What is required |
Without reproducing any image, print the listing below exactly.

Material supplied |
*****

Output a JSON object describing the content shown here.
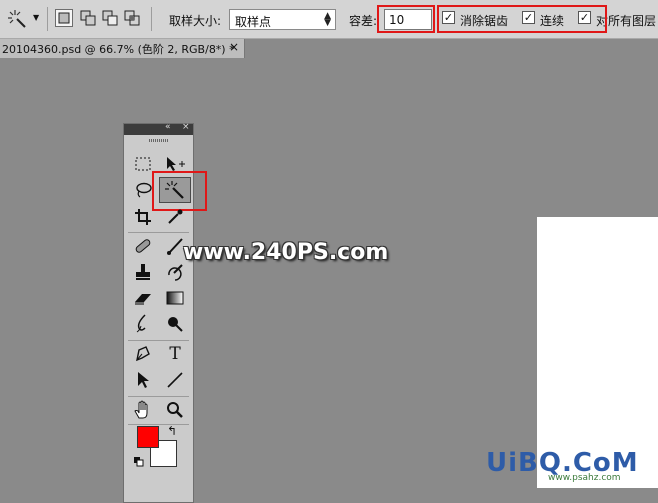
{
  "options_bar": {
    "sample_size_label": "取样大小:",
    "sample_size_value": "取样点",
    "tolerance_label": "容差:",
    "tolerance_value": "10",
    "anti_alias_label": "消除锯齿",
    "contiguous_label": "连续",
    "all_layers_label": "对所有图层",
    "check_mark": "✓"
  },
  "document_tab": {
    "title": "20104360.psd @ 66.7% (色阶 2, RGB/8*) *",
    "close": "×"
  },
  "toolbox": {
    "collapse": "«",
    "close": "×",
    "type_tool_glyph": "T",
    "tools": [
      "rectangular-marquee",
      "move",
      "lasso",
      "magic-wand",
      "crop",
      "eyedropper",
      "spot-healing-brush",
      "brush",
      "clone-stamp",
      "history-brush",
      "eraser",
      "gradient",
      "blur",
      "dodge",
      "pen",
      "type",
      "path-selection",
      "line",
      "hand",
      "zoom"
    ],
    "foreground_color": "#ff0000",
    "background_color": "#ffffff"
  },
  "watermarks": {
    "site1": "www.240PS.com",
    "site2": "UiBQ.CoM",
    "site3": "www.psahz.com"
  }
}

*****

Output of the task |
Output a JSON object describing the content shown here.
{
  "options_bar": {
    "sample_size_label": "取样大小:",
    "sample_size_value": "取样点",
    "tolerance_label": "容差:",
    "tolerance_value": "10",
    "anti_alias_label": "消除锯齿",
    "contiguous_label": "连续",
    "all_layers_label": "对所有图层",
    "check_mark": "✓"
  },
  "document_tab": {
    "title": "20104360.psd @ 66.7% (色阶 2, RGB/8*) *",
    "close": "×"
  },
  "toolbox": {
    "collapse": "«",
    "close": "×",
    "type_tool_glyph": "T",
    "tools": [
      "rectangular-marquee",
      "move",
      "lasso",
      "magic-wand",
      "crop",
      "eyedropper",
      "spot-healing-brush",
      "brush",
      "clone-stamp",
      "history-brush",
      "eraser",
      "gradient",
      "blur",
      "dodge",
      "pen",
      "type",
      "path-selection",
      "line",
      "hand",
      "zoom"
    ],
    "foreground_color": "#ff0000",
    "background_color": "#ffffff"
  },
  "watermarks": {
    "site1": "www.240PS.com",
    "site2": "UiBQ.CoM",
    "site3": "www.psahz.com"
  }
}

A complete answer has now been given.